__Problem to solve__. If a line in the entries below includes the string "this", copy it out.

=== Exercise materials ===

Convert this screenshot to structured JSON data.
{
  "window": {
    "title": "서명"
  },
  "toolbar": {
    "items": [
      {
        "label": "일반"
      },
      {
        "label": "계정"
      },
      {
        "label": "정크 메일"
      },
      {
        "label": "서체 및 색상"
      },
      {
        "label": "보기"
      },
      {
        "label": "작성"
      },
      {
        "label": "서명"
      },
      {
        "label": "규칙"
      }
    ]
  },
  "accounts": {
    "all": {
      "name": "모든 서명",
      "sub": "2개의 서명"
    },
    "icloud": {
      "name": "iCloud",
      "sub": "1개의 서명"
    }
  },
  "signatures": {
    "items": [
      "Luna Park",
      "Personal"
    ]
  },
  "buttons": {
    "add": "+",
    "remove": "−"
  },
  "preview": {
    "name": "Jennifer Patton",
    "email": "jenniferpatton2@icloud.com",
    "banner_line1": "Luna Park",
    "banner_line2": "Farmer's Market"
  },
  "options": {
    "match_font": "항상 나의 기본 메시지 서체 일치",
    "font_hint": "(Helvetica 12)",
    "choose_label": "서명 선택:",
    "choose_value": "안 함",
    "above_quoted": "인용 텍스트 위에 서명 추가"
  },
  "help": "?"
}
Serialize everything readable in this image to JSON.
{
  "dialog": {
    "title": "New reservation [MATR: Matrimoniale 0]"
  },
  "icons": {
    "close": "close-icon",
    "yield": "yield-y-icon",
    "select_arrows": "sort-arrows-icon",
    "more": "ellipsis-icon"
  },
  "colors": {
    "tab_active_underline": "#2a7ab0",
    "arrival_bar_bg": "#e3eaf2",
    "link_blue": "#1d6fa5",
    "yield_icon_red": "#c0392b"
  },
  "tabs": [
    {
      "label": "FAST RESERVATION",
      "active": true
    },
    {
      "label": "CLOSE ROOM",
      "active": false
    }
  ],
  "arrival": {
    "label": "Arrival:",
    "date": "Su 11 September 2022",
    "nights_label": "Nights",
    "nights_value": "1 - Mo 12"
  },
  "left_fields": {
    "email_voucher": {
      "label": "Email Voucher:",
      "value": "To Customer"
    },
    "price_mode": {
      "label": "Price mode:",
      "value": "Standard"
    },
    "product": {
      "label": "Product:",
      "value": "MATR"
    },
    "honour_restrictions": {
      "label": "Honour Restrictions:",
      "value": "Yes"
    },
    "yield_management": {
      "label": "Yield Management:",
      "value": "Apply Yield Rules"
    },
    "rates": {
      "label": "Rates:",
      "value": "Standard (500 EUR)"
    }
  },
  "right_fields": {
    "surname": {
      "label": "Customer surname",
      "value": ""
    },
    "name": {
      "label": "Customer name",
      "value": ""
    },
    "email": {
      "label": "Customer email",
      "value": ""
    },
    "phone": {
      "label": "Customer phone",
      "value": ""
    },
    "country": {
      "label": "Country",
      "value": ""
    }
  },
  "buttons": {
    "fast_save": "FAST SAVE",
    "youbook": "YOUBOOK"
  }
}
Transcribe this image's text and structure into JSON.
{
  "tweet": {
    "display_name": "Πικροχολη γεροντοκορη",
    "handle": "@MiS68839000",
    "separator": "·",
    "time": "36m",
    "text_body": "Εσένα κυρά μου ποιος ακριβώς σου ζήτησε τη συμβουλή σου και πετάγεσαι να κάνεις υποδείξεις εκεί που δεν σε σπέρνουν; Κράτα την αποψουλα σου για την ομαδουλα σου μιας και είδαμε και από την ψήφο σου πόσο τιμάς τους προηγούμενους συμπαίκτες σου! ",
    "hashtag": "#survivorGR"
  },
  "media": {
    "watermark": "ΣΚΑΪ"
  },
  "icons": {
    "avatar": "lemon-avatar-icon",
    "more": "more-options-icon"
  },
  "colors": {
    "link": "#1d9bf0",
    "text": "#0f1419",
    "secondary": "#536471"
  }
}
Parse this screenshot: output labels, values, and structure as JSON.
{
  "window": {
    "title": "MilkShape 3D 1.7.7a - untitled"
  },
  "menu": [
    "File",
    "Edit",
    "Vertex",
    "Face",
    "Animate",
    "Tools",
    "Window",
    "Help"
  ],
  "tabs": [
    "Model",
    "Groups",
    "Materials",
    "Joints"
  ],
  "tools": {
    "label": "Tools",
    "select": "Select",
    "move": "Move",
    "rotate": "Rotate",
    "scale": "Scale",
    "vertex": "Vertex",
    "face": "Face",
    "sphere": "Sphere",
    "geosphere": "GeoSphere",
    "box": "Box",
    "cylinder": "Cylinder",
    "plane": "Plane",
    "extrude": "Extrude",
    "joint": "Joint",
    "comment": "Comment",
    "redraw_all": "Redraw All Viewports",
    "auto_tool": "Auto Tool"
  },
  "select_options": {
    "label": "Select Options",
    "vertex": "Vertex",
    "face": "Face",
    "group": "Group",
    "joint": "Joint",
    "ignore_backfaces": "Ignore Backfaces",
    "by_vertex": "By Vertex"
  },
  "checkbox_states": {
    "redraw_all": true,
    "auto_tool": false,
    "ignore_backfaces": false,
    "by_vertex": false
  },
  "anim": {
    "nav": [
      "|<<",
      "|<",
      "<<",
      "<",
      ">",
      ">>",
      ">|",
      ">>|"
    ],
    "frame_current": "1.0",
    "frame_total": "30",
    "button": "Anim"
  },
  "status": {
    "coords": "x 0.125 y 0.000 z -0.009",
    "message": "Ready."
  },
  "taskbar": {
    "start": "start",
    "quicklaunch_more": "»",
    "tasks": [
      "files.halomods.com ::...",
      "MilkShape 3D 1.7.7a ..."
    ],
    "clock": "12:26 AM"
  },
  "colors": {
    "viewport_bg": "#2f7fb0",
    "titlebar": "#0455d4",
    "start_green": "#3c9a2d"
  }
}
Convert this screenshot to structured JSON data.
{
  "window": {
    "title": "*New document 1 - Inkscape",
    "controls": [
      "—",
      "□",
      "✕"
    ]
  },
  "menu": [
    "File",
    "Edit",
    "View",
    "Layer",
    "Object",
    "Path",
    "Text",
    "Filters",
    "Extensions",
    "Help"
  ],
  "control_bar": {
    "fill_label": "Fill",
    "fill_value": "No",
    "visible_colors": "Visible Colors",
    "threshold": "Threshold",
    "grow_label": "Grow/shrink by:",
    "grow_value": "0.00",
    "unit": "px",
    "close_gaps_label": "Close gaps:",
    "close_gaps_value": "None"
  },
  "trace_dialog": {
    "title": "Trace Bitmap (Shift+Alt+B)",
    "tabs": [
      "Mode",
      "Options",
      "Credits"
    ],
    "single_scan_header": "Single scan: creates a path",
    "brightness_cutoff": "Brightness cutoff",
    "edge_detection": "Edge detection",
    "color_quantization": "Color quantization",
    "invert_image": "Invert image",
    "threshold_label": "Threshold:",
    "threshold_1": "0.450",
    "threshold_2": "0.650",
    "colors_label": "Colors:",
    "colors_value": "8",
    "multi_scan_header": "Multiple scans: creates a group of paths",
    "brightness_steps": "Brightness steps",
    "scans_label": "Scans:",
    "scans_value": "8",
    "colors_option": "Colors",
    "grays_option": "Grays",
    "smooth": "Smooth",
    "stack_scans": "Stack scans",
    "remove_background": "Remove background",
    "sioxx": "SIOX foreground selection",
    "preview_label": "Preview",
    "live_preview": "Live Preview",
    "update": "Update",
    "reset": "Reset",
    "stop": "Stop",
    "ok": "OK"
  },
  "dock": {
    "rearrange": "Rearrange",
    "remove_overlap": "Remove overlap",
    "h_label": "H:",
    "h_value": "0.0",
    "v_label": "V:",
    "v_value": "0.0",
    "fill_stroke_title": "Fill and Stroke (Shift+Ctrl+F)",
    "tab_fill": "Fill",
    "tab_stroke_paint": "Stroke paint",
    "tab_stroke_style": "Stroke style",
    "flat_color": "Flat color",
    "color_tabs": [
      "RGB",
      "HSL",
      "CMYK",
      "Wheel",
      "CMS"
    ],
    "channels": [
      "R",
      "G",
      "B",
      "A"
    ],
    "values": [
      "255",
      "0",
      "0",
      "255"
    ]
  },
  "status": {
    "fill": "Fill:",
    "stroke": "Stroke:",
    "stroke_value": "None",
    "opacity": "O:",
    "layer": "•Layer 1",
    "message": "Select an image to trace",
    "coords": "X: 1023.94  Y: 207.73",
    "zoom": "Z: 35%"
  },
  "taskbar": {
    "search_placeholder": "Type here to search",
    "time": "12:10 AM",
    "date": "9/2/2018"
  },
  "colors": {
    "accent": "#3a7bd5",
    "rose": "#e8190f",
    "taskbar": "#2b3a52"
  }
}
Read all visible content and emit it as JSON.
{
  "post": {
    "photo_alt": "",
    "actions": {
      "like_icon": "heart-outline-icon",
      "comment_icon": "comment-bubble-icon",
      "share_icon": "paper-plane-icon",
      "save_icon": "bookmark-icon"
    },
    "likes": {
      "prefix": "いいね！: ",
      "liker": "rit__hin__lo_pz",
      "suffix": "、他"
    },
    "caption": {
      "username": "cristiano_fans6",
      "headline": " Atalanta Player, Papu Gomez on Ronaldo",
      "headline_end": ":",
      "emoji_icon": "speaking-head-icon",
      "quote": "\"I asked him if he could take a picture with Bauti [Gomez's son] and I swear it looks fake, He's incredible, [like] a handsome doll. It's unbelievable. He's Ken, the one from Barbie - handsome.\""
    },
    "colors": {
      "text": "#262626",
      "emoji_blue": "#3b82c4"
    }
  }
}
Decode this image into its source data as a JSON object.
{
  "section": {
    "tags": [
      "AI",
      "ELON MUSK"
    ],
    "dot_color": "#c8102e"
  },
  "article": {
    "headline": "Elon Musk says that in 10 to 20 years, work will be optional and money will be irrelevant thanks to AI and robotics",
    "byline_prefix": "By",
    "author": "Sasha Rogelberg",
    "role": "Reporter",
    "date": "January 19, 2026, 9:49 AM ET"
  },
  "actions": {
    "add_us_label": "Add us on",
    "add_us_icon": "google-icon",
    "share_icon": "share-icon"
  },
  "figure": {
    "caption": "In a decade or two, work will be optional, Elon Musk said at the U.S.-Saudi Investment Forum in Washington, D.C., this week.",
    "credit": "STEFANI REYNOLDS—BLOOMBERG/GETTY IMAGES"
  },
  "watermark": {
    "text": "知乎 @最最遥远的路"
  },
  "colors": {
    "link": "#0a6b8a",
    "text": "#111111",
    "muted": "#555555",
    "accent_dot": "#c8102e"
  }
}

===

__Result__.
Convert this screenshot to structured JSON data.
Serialize everything readable in this image to JSON.
Transcribe this image's text and structure into JSON.
Parse this screenshot: output labels, values, and structure as JSON.
Convert this screenshot to structured JSON data.
Decode this image into its source data as a JSON object.
    "caption": "In a decade or two, work will be optional, Elon Musk said at the U.S.-Saudi Investment Forum in Washington, D.C., this week.",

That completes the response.